Friday, 19 December 2014
My elder son had a meltdown yesterday evening because I told him he was five-and-a-half.
“No, I’m not. I’m five-and-a-quarter.”
“Well, you were five-and-a-quarter. But today is exactly six months since your birthday, so that makes you five-and-a-half.”
“I’m not, I’m not, I’m NOT. Five-and-a-quarter is more than five-and-a-half, and I’m FIVE-AND-A-QUARTER!”
His mother chipped in to try and explain which number was bigger than the other, and I attempted to introduce the concept of five-and-three-quarters, but it was all to no avail. So we gave up, as we usually do. The boy is five-and-a-quarter and may well remain so until he turns six, or possibly 16. It’s much easier that way.
Meanwhile my younger son had a meltdown this morning because he doesn’t listen to a word I say. He’s endearingly small, so I have a tendency to call him things like “little chap” or sometimes “Babos”, a name devised for him by his elder brother.

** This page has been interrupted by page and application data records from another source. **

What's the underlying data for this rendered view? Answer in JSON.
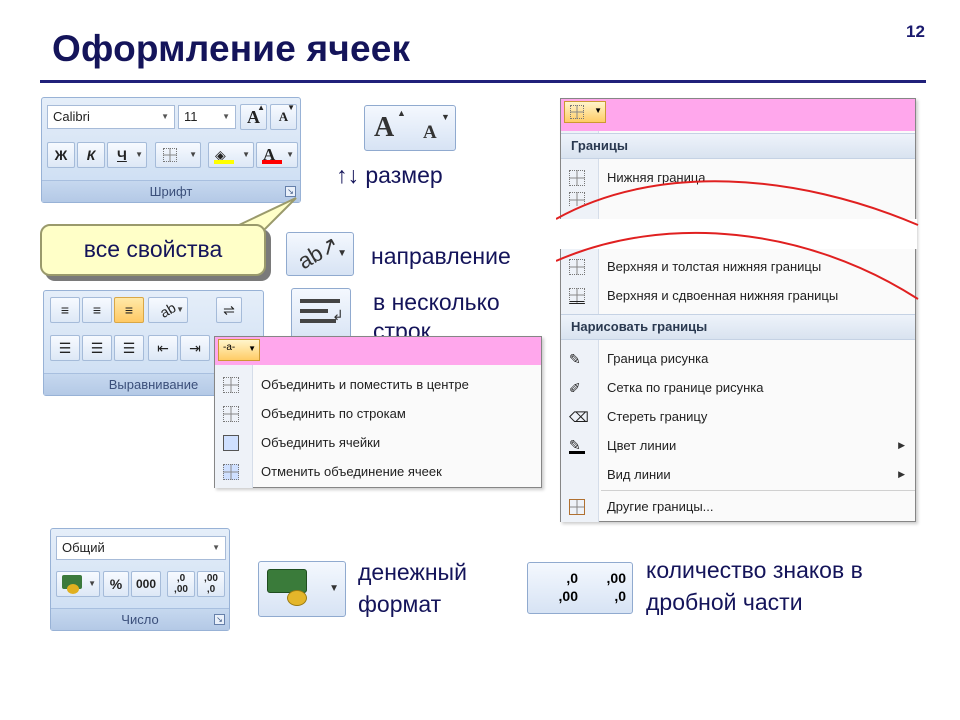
{
  "slide": {
    "number": "12",
    "title": "Оформление ячеек"
  },
  "font_group": {
    "font_name": "Calibri",
    "font_size": "11",
    "grow_glyph": "A",
    "shrink_glyph": "A",
    "bold": "Ж",
    "italic": "К",
    "underline": "Ч",
    "caption": "Шрифт",
    "highlight_color": "#ffff00",
    "font_color": "#ff0000"
  },
  "callout": {
    "text": "все свойства"
  },
  "size_item": {
    "label": "↑↓ размер",
    "big_glyph": "A",
    "small_glyph": "A"
  },
  "direction_item": {
    "label": "направление"
  },
  "wrap_item": {
    "label": "в несколько строк"
  },
  "align_group": {
    "caption": "Выравнивание",
    "merge_glyph": "-a-"
  },
  "merge_menu": {
    "items": [
      "Объединить и поместить в центре",
      "Объединить по строкам",
      "Объединить ячейки",
      "Отменить объединение ячеек"
    ]
  },
  "borders_menu": {
    "section_borders": "Границы",
    "item_bottom": "Нижняя граница",
    "item_thick_bottom": "Верхняя и толстая нижняя границы",
    "item_double_bottom": "Верхняя и сдвоенная нижняя границы",
    "section_draw": "Нарисовать границы",
    "draw_items": [
      "Граница рисунка",
      "Сетка по границе рисунка",
      "Стереть границу",
      "Цвет линии",
      "Вид линии"
    ],
    "other": "Другие границы...",
    "cut_line_color": "#e02020"
  },
  "number_group": {
    "format": "Общий",
    "percent": "%",
    "thousands": "000",
    "inc_top": ",0",
    "inc_bottom": ",00",
    "dec_top": ",00",
    "dec_bottom": ",0",
    "caption": "Число"
  },
  "currency_item": {
    "label": "денежный формат"
  },
  "decimals_item": {
    "label": "количество знаков в дробной части",
    "inc_top": ",0",
    "inc_bottom": ",00",
    "dec_top": ",00",
    "dec_bottom": ",0"
  },
  "colors": {
    "title": "#14145a",
    "menu_bar": "#ffa7ec",
    "ribbon": "#d5e3f5"
  }
}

He does not like these descriptions at all because: “I’m a big boy!”
This morning I remembered for once and addressed him as “big boy”, but I still got in response “You silly old man! I’m a big boy!”
To be fair, he’s much closer to the truth in the first part of his analysis than he is in the second.

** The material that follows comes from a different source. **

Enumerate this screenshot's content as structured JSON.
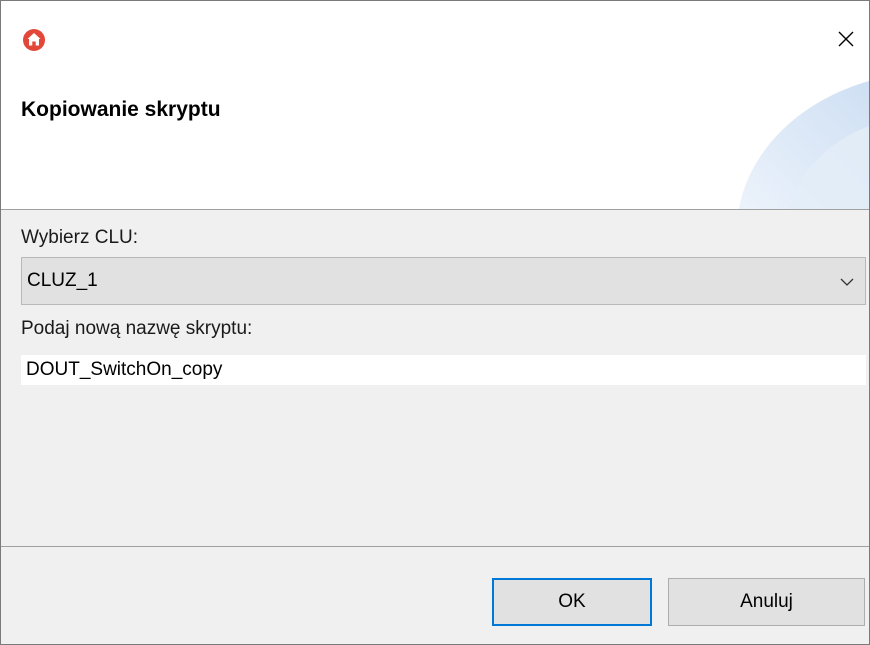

I’m still waiting for an improvement on his memorable announcement of a couple of weeks ago: “You silly old man, you don’t know anything. I’m two. I know things!”
I certainly thought I knew everything when I was a child, but I don’t remember developing a sense of intellectual superiority quite so early. In fact, at two-and-three-quarters, I am pretty sure that I regarded my mother as the fount of all knowledge and was so terrified of my father that I hardly dared to speak to him at all.
Now I’m 60 and am increasingly conscious that I know almost nothing. It’s lucky that neither of my children read this blog, or they’d be almost certain to post comments eagerly agreeing with me.